REQUIRED ACTION
Find and copy each line of the listing below that has the word "Добавить" in it.

DATA SHOWN
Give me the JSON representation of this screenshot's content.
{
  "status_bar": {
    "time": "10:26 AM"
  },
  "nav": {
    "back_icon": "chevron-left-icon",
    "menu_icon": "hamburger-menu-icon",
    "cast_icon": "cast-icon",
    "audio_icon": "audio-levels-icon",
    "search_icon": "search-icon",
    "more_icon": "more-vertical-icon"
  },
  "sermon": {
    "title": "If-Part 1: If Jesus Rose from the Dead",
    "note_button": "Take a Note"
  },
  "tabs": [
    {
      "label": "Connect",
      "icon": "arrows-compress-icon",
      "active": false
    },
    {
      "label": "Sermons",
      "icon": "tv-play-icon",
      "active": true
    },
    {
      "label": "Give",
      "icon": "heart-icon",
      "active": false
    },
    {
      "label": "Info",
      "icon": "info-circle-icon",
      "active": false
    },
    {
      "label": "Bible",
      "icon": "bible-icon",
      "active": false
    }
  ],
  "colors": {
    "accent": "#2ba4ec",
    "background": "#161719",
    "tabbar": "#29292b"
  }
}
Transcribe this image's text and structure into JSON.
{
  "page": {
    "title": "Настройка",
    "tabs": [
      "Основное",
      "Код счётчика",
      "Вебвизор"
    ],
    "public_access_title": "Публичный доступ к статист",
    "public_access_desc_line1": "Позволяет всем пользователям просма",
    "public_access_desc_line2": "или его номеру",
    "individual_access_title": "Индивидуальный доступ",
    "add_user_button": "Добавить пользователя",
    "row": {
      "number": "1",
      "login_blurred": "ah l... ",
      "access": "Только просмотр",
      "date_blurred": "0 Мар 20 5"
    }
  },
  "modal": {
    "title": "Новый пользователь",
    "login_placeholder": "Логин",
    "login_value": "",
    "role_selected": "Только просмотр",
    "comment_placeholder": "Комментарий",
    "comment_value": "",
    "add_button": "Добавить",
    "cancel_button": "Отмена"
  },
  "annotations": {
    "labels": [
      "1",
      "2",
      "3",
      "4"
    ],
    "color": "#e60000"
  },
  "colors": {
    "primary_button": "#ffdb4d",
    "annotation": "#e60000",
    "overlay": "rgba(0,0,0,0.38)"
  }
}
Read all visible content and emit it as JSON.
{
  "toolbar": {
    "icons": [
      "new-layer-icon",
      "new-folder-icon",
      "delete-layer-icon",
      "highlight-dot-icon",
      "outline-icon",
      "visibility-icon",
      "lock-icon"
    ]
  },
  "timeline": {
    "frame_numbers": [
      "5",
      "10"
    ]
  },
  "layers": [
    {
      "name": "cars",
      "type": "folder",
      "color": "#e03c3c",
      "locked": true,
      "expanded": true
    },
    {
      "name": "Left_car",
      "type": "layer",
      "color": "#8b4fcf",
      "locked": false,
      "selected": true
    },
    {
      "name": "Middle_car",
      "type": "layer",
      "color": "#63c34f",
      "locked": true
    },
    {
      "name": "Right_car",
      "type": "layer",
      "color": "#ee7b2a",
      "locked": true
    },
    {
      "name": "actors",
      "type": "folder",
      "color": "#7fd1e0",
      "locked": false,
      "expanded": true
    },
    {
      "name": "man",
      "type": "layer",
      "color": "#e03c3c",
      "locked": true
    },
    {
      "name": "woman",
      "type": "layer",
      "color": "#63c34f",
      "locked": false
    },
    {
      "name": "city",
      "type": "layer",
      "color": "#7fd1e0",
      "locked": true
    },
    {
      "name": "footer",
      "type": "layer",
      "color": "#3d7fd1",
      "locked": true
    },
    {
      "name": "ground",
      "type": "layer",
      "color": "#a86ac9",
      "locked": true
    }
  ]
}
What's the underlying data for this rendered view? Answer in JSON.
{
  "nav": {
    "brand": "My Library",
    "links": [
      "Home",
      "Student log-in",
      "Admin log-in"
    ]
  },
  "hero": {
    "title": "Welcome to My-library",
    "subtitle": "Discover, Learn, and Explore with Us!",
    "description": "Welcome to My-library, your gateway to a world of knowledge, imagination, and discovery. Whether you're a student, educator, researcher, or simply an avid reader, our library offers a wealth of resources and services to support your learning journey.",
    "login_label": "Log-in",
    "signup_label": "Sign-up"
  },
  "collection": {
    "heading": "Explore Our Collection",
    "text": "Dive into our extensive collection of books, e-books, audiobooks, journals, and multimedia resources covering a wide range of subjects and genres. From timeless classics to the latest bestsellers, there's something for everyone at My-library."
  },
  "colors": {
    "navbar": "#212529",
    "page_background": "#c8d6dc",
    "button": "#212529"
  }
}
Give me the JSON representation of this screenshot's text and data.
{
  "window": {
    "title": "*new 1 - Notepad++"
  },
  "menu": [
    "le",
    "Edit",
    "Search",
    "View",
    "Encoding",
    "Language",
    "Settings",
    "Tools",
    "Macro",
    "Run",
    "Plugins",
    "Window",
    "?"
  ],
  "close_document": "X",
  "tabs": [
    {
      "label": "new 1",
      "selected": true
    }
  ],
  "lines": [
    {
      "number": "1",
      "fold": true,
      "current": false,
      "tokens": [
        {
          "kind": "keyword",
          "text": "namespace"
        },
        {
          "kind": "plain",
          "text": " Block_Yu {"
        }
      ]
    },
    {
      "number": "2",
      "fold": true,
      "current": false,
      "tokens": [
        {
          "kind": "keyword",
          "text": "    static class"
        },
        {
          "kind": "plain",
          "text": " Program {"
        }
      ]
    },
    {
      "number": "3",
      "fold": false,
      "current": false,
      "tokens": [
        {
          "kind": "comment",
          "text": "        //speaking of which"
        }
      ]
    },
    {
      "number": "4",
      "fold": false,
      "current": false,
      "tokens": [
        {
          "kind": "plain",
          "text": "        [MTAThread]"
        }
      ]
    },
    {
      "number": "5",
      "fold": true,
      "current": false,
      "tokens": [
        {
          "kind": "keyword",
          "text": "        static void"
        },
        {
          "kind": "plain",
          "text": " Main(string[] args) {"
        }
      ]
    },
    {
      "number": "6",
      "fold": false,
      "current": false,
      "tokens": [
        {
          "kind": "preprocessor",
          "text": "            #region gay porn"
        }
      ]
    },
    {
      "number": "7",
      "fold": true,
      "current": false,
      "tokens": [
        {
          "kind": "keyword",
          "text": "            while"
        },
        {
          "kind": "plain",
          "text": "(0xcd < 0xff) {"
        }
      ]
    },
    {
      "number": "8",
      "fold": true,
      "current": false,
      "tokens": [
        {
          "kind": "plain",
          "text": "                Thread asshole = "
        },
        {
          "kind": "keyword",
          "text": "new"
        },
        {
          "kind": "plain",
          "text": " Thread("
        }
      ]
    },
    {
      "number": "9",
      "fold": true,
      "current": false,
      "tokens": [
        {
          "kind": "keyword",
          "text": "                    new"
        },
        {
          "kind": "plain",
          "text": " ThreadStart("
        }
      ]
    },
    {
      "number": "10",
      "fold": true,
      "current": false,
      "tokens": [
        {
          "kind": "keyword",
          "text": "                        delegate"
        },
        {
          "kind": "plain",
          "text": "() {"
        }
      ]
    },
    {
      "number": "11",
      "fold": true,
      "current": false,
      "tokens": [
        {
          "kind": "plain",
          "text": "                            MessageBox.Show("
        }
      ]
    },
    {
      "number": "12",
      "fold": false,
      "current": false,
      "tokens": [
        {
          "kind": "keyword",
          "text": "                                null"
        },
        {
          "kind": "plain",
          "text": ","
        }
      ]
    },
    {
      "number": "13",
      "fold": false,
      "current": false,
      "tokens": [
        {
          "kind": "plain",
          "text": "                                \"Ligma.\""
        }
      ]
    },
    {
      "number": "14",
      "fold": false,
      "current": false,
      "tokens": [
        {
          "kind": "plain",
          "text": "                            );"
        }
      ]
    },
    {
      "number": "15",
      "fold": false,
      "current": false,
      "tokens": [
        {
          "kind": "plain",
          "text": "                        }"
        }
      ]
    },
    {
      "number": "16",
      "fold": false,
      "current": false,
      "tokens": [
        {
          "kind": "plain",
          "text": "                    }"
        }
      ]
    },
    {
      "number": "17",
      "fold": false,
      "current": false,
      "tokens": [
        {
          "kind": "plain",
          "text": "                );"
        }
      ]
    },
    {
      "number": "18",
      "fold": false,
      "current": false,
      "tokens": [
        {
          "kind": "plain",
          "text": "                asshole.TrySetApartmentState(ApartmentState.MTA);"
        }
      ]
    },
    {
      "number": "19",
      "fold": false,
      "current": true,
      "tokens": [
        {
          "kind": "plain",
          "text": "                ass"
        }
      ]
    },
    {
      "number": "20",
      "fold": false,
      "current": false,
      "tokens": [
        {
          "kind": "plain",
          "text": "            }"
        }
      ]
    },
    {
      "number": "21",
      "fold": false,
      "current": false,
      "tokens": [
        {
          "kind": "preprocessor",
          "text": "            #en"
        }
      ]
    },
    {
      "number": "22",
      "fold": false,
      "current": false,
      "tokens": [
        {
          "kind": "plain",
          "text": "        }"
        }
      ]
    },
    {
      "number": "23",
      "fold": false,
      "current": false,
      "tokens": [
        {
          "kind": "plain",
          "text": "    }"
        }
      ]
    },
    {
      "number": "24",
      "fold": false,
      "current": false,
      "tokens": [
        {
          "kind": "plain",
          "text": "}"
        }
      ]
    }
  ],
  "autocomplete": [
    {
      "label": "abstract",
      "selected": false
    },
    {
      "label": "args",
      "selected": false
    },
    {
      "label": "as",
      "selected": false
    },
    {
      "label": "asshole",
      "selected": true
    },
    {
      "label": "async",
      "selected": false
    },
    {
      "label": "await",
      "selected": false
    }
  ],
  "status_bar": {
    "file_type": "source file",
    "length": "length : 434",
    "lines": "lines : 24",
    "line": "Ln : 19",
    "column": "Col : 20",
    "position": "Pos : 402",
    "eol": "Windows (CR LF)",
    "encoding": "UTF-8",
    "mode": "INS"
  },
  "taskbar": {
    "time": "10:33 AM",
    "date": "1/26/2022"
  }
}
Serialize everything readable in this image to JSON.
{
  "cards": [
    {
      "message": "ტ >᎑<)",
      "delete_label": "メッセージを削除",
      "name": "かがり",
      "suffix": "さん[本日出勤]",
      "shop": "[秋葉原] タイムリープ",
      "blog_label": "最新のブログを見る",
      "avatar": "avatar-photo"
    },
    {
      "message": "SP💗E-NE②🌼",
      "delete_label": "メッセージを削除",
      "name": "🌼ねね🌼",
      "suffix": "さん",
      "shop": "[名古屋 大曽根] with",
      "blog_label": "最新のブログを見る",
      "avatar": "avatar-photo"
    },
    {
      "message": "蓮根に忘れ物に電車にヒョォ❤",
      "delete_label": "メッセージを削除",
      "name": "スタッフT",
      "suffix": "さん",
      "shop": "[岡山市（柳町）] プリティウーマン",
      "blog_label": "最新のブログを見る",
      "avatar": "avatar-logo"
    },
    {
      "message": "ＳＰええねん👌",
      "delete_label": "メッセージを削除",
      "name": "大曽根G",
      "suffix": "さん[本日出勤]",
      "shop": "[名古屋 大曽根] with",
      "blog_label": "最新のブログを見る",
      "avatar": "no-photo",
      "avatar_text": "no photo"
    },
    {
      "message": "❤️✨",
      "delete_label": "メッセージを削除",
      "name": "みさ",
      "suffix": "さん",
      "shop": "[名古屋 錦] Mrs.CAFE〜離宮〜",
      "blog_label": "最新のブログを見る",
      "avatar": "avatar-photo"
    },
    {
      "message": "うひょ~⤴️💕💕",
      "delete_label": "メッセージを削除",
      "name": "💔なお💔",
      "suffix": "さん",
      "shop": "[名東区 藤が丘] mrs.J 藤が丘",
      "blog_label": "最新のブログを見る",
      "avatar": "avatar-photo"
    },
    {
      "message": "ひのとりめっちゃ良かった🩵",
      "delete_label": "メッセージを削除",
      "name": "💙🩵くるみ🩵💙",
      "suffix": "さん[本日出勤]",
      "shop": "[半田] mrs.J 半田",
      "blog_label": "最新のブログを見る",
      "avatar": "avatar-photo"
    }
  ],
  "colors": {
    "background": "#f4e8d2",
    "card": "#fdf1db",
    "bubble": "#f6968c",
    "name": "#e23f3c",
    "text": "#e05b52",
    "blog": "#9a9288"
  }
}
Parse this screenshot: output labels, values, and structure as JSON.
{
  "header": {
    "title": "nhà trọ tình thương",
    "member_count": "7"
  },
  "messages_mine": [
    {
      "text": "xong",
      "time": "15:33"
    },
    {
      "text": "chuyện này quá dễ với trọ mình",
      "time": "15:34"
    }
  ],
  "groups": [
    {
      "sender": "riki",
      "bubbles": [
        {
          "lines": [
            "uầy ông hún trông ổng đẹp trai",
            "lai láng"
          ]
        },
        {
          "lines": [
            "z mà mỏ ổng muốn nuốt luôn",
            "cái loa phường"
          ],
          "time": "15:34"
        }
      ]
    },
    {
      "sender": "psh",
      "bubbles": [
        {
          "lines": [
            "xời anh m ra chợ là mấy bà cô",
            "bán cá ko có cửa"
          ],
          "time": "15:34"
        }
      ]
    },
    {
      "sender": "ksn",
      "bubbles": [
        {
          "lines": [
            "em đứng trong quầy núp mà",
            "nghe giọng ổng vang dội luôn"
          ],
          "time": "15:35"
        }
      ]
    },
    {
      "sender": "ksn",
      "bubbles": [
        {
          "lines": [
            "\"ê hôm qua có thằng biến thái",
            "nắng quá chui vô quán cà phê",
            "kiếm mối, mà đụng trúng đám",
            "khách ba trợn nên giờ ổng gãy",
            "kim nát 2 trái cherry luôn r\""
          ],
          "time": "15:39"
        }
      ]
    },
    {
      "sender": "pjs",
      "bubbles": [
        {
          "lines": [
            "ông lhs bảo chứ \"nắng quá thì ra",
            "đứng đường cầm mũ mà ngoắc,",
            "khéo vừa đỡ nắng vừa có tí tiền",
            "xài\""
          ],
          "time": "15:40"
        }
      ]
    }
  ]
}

SOLUTION TO THE EXERCISE
    "add_user_button": "Добавить пользователя",
    "add_button": "Добавить",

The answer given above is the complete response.